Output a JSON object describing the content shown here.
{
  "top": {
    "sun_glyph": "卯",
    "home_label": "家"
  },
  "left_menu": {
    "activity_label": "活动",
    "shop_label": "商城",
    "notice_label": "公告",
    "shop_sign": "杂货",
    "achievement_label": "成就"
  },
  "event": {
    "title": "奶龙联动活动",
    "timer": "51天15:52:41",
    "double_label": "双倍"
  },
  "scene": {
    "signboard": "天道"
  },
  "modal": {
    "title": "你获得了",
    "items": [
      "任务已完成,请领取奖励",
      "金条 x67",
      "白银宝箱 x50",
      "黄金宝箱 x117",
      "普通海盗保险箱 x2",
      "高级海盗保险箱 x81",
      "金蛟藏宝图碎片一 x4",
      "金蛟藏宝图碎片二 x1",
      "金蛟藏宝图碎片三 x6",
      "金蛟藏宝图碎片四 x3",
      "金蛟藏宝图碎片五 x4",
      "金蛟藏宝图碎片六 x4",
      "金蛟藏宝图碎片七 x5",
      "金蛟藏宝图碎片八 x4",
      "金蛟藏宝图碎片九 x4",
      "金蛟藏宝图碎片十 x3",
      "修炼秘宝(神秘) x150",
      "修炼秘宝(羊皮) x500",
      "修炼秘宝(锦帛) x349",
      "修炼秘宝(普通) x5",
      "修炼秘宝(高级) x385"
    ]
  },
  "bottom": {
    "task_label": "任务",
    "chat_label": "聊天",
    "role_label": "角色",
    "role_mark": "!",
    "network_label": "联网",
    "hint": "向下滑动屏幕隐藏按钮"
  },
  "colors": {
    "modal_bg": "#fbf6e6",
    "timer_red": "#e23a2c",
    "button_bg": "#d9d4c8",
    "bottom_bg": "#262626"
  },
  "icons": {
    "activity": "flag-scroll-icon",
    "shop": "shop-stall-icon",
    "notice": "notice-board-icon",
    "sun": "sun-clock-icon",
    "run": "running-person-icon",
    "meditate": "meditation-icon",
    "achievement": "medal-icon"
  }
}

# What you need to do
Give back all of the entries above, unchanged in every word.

# Expected answer
Output a JSON object describing the content shown here.
{
  "top": {
    "sun_glyph": "卯",
    "home_label": "家"
  },
  "left_menu": {
    "activity_label": "活动",
    "shop_label": "商城",
    "notice_label": "公告",
    "shop_sign": "杂货",
    "achievement_label": "成就"
  },
  "event": {
    "title": "奶龙联动活动",
    "timer": "51天15:52:41",
    "double_label": "双倍"
  },
  "scene": {
    "signboard": "天道"
  },
  "modal": {
    "title": "你获得了",
    "items": [
      "任务已完成,请领取奖励",
      "金条 x67",
      "白银宝箱 x50",
      "黄金宝箱 x117",
      "普通海盗保险箱 x2",
      "高级海盗保险箱 x81",
      "金蛟藏宝图碎片一 x4",
      "金蛟藏宝图碎片二 x1",
      "金蛟藏宝图碎片三 x6",
      "金蛟藏宝图碎片四 x3",
      "金蛟藏宝图碎片五 x4",
      "金蛟藏宝图碎片六 x4",
      "金蛟藏宝图碎片七 x5",
      "金蛟藏宝图碎片八 x4",
      "金蛟藏宝图碎片九 x4",
      "金蛟藏宝图碎片十 x3",
      "修炼秘宝(神秘) x150",
      "修炼秘宝(羊皮) x500",
      "修炼秘宝(锦帛) x349",
      "修炼秘宝(普通) x5",
      "修炼秘宝(高级) x385"
    ]
  },
  "bottom": {
    "task_label": "任务",
    "chat_label": "聊天",
    "role_label": "角色",
    "role_mark": "!",
    "network_label": "联网",
    "hint": "向下滑动屏幕隐藏按钮"
  },
  "colors": {
    "modal_bg": "#fbf6e6",
    "timer_red": "#e23a2c",
    "button_bg": "#d9d4c8",
    "bottom_bg": "#262626"
  },
  "icons": {
    "activity": "flag-scroll-icon",
    "shop": "shop-stall-icon",
    "notice": "notice-board-icon",
    "sun": "sun-clock-icon",
    "run": "running-person-icon",
    "meditate": "meditation-icon",
    "achievement": "medal-icon"
  }
}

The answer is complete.